Prompt: Keep every line in which "Adjust" occurs and drop the rest of the data.

****************

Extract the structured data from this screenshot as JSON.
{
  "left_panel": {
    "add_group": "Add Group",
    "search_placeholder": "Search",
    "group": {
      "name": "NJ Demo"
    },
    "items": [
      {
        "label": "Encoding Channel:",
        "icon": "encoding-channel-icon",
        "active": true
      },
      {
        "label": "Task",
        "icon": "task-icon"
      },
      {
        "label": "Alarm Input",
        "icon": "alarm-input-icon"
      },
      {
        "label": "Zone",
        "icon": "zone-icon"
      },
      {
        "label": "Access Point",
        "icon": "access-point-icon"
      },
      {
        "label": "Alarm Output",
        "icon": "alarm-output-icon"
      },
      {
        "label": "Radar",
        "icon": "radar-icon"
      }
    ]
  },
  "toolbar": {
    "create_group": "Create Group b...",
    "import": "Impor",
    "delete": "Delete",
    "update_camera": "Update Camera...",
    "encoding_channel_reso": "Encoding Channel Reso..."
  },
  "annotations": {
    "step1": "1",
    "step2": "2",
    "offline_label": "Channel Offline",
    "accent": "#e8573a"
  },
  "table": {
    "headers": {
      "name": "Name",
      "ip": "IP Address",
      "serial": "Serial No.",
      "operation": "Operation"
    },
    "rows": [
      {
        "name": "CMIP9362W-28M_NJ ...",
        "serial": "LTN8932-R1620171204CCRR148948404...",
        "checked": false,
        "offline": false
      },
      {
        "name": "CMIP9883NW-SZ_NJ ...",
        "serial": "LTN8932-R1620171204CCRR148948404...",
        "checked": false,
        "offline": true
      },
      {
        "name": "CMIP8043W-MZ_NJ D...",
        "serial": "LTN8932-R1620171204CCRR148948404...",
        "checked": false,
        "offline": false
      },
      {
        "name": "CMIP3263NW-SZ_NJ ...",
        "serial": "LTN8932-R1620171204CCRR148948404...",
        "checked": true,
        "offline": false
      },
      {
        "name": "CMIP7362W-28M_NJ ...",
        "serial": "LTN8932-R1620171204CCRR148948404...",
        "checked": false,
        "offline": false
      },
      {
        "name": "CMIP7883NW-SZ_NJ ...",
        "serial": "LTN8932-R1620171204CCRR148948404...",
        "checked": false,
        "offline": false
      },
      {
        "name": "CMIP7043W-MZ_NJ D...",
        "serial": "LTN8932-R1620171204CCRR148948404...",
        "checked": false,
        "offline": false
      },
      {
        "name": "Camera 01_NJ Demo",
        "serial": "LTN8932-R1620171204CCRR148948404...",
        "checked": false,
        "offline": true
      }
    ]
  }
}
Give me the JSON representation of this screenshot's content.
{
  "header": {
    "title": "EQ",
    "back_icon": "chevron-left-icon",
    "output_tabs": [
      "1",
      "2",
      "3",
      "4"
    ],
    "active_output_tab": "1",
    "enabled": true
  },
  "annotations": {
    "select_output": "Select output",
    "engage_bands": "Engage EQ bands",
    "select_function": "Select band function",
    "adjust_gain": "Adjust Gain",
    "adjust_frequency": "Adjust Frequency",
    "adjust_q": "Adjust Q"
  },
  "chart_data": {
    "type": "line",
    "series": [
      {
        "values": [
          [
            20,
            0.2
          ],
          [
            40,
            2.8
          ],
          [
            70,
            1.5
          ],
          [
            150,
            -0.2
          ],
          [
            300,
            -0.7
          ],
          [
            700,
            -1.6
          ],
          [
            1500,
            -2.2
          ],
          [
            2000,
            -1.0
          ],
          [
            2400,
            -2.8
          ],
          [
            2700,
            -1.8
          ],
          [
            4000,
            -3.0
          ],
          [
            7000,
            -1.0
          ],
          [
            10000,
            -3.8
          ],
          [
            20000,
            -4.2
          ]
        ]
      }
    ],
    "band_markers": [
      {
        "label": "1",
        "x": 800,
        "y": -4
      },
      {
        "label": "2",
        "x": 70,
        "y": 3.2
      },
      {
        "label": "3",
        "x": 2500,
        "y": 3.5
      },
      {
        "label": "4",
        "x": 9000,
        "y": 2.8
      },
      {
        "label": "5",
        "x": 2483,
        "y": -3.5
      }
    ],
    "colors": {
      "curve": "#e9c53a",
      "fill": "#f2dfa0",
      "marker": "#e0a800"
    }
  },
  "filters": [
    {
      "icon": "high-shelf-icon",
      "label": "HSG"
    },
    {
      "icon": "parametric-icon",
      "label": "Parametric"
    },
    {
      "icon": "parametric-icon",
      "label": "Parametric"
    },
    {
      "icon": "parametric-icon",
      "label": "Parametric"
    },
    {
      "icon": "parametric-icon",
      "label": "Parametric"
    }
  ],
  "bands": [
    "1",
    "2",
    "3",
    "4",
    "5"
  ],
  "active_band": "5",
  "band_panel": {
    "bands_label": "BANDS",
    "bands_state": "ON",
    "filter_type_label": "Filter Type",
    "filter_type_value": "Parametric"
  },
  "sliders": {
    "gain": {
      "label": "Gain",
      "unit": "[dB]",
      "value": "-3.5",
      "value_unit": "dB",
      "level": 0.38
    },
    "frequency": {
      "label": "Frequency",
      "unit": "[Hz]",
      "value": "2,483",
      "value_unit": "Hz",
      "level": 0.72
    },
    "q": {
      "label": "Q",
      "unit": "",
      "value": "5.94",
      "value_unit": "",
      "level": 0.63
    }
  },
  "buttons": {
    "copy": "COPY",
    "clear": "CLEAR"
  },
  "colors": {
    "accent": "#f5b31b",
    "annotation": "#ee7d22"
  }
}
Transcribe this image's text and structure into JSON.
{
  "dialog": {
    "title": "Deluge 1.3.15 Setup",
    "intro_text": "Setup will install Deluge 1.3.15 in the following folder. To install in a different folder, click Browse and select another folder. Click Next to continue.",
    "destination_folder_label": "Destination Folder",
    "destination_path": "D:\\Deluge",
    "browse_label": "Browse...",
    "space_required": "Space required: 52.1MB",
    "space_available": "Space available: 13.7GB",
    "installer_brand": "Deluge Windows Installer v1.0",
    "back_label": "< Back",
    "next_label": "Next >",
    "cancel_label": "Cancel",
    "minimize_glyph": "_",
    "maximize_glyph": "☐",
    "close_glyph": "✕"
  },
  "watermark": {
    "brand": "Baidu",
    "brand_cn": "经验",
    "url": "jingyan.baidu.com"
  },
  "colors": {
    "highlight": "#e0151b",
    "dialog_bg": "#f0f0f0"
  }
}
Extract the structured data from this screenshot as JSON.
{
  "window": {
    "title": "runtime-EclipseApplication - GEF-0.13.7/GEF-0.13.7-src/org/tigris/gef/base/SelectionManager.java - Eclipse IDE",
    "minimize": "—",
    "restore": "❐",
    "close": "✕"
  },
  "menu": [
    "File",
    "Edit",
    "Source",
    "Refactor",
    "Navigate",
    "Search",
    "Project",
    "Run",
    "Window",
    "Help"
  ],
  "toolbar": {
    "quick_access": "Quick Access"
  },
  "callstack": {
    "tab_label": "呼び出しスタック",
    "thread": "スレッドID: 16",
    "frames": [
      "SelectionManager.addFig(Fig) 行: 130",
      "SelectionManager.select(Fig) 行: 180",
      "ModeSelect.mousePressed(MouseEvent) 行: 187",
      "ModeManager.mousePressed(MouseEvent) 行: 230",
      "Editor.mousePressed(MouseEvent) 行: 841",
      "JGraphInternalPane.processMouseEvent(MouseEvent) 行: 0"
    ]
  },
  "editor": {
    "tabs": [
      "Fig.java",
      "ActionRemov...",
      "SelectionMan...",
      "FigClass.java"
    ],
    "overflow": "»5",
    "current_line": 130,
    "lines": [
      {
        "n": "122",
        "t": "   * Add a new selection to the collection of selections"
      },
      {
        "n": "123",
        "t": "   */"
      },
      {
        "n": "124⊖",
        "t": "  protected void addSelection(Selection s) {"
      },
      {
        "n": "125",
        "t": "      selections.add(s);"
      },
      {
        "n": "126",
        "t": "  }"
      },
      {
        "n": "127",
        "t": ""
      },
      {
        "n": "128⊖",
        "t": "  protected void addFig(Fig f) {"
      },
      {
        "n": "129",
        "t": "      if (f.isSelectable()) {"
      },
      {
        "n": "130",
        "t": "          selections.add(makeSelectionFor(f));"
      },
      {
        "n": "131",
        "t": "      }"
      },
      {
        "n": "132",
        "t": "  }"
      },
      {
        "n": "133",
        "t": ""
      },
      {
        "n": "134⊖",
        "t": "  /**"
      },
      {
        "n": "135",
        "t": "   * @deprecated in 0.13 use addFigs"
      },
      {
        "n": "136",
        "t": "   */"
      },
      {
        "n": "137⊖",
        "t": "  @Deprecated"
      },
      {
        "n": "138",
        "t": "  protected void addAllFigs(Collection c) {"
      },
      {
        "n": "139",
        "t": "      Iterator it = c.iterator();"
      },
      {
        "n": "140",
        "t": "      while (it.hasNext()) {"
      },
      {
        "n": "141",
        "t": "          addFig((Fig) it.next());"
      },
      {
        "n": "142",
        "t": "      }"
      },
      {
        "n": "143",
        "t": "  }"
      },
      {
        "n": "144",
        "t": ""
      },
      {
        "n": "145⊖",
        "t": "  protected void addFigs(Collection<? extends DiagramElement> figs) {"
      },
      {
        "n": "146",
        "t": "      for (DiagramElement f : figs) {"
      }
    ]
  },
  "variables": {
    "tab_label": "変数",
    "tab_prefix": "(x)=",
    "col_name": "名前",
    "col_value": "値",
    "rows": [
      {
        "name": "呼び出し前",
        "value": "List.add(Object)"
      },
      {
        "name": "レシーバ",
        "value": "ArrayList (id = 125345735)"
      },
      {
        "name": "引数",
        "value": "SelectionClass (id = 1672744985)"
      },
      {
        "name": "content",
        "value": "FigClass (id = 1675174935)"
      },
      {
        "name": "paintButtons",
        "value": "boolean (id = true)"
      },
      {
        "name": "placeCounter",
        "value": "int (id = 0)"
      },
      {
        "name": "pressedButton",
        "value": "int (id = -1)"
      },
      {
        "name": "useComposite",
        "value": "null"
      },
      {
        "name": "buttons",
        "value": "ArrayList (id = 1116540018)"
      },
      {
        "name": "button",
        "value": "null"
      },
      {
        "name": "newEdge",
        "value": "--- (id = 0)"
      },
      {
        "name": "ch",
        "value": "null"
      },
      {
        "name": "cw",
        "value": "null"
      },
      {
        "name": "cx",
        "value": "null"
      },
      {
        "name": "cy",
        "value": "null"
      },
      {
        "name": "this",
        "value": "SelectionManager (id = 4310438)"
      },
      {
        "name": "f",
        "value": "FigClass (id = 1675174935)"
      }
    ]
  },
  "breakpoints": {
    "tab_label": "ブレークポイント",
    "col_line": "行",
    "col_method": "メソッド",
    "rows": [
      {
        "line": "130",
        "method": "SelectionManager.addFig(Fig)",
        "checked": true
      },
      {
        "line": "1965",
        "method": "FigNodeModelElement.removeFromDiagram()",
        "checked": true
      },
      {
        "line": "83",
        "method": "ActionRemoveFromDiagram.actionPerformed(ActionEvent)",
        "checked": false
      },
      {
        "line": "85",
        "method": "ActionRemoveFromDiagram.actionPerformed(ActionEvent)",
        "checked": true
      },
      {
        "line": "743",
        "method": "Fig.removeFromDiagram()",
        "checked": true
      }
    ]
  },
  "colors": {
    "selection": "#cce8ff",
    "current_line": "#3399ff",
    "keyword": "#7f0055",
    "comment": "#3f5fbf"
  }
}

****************

Exercise result:
    "adjust_gain": "Adjust Gain",
    "adjust_frequency": "Adjust Frequency",
    "adjust_q": "Adjust Q"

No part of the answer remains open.